[Start of Attachment]
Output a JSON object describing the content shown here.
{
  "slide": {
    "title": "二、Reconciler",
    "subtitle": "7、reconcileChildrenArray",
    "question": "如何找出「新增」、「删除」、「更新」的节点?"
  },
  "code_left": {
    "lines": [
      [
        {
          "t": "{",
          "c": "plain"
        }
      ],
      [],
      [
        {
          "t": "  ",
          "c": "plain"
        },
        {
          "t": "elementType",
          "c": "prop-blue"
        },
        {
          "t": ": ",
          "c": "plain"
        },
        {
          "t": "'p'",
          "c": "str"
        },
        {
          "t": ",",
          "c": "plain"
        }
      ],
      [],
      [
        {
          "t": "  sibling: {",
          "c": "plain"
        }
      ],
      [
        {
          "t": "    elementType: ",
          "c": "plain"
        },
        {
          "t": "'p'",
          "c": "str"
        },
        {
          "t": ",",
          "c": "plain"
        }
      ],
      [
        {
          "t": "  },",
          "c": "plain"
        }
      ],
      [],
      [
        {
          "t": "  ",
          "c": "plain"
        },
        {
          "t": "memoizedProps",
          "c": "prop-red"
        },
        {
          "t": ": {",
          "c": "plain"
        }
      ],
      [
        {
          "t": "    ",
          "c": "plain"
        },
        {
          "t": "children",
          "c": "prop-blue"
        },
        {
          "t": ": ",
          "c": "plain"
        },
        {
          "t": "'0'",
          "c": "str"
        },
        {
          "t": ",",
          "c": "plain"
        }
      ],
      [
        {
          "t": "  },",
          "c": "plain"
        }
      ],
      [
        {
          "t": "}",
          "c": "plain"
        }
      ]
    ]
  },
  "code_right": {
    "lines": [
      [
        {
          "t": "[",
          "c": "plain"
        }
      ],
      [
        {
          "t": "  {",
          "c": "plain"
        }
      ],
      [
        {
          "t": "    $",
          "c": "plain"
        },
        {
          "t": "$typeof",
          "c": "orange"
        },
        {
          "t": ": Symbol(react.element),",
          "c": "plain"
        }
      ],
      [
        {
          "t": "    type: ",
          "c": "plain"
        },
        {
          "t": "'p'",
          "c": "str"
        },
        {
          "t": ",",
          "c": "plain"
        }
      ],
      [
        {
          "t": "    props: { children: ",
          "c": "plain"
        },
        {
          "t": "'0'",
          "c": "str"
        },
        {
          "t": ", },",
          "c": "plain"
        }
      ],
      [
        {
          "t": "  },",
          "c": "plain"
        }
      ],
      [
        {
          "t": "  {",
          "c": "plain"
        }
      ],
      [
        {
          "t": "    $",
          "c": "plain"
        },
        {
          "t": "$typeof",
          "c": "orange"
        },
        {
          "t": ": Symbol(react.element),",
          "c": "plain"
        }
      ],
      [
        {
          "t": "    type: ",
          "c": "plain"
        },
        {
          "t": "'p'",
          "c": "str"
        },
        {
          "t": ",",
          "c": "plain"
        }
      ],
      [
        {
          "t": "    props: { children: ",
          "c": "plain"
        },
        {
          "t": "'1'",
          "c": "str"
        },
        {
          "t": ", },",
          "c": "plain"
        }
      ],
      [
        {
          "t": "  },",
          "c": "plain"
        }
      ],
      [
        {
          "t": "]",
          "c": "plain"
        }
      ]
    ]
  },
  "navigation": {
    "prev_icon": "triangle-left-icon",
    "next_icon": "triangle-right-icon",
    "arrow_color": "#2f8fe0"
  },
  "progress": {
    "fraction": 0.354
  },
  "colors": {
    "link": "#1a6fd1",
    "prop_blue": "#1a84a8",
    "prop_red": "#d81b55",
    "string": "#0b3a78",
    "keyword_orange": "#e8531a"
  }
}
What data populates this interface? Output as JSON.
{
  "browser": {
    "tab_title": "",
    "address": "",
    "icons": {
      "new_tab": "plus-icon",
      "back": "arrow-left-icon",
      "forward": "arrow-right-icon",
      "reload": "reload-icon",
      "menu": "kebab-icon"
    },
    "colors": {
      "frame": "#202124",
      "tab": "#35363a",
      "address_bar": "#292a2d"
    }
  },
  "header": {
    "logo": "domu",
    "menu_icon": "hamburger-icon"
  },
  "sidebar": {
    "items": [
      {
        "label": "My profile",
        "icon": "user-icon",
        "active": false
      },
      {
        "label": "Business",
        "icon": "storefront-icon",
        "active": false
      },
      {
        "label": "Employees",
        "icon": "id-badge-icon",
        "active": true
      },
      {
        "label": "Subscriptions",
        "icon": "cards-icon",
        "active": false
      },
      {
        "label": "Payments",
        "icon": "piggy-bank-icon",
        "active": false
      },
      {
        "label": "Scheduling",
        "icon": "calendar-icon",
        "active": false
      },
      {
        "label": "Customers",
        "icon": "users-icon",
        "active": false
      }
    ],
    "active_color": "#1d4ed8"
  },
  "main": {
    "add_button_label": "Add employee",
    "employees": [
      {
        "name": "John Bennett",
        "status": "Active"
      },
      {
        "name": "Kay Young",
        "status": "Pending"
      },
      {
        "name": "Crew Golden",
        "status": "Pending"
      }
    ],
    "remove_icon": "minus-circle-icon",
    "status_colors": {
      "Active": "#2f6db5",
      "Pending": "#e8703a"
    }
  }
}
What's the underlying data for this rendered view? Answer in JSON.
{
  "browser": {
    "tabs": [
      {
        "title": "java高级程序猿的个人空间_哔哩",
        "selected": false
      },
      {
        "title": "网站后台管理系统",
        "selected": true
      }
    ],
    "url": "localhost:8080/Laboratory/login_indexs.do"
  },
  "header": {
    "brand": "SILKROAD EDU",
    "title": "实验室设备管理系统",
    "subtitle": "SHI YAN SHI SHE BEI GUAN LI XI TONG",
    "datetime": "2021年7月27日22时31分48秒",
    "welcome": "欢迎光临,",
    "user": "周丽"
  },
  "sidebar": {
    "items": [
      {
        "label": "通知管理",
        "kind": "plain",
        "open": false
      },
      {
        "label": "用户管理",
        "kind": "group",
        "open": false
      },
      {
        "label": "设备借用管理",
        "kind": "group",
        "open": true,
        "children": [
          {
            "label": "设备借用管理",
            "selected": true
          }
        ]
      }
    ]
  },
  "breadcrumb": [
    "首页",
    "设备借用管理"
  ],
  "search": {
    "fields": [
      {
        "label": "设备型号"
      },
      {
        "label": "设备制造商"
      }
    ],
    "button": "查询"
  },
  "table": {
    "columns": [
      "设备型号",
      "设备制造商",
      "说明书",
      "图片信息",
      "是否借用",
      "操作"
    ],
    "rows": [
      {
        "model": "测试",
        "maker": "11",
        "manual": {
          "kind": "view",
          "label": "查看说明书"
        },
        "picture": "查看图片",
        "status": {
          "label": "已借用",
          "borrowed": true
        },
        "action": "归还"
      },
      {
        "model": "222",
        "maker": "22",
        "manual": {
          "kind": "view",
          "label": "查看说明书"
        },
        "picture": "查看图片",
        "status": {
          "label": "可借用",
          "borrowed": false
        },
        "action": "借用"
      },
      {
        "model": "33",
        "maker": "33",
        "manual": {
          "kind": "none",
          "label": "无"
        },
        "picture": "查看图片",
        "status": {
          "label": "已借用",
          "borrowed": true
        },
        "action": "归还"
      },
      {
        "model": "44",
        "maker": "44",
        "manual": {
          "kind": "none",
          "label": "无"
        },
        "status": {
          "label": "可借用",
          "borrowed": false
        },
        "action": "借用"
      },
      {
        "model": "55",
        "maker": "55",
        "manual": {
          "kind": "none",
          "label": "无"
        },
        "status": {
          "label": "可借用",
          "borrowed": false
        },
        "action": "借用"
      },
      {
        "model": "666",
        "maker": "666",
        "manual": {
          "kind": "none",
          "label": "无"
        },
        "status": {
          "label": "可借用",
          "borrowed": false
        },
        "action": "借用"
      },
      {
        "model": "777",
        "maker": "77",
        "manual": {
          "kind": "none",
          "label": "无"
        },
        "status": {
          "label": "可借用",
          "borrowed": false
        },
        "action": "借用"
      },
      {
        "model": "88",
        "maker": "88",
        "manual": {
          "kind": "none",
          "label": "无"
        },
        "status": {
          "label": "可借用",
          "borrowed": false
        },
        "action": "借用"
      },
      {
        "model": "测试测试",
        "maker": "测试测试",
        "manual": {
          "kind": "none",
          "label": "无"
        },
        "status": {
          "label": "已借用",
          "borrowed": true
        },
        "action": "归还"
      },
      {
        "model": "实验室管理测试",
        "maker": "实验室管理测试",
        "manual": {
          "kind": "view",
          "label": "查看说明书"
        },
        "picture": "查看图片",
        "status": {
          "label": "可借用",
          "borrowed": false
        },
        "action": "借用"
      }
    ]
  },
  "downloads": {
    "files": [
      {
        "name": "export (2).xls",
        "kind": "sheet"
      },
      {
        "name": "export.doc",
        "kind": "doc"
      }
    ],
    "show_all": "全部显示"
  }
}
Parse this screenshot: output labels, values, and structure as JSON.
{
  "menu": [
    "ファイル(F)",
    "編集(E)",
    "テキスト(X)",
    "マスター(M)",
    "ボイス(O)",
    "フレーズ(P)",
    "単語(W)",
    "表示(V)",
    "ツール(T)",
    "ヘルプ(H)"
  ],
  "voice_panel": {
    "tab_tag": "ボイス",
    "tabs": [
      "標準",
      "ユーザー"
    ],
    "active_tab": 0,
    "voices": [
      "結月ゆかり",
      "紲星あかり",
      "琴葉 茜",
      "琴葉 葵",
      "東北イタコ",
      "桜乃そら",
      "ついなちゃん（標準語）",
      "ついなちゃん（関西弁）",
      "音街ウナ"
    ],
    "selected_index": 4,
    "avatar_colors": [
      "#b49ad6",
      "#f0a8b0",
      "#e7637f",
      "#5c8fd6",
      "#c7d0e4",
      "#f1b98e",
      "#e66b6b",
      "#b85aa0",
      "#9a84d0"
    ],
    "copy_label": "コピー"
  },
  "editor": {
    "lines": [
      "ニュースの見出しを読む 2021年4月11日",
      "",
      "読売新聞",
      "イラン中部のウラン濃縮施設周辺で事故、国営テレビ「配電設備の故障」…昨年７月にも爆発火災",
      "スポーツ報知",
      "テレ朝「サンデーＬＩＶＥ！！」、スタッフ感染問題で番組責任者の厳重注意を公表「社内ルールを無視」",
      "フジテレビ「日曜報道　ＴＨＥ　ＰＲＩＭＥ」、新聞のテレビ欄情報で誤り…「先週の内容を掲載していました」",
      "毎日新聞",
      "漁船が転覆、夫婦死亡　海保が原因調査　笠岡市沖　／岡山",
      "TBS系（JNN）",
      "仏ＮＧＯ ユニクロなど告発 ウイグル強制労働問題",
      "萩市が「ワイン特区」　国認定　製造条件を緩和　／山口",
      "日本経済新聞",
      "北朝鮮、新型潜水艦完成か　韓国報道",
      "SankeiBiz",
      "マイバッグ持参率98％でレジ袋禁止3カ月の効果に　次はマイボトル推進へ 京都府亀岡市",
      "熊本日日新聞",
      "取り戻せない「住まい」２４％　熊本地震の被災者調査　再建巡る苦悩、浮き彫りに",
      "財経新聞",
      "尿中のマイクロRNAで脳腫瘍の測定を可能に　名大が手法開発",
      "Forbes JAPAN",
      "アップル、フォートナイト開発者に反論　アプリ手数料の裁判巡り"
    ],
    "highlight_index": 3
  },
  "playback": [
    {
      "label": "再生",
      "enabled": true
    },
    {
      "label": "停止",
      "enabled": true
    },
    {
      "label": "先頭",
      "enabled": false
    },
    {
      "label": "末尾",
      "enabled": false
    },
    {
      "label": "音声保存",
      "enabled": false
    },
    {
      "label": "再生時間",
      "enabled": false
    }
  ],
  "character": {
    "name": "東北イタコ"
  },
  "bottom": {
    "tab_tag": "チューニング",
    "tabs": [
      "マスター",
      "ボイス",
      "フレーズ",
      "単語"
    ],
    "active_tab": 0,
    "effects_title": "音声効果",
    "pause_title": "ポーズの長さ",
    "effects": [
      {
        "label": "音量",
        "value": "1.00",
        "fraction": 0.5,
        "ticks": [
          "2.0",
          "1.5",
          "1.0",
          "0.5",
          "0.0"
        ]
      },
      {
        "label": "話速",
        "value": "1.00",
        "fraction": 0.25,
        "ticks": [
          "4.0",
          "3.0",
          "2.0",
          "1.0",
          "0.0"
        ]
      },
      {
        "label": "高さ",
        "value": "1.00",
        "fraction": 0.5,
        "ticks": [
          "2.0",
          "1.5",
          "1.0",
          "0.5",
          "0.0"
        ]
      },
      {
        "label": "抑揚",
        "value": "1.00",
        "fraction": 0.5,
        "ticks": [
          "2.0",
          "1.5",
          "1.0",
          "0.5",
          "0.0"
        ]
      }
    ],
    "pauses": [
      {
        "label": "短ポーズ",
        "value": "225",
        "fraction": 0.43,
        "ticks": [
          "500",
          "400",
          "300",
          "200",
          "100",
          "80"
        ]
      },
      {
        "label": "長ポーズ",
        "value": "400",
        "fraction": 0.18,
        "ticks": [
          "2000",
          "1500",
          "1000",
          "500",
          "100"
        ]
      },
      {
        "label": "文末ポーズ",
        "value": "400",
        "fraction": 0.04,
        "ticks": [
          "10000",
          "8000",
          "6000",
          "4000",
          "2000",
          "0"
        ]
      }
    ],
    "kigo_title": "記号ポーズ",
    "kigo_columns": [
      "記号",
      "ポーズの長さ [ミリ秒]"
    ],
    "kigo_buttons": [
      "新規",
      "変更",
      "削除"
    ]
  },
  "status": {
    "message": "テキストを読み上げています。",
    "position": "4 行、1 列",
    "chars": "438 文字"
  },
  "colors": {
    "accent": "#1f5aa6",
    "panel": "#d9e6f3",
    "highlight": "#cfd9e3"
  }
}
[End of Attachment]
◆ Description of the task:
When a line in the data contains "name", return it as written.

◆ Answer for this exercise:
        "name": "John Bennett",
        "name": "Kay Young",
        "name": "Crew Golden",
        "name": "export (2).xls",
        "name": "export.doc",
    "name": "東北イタコ"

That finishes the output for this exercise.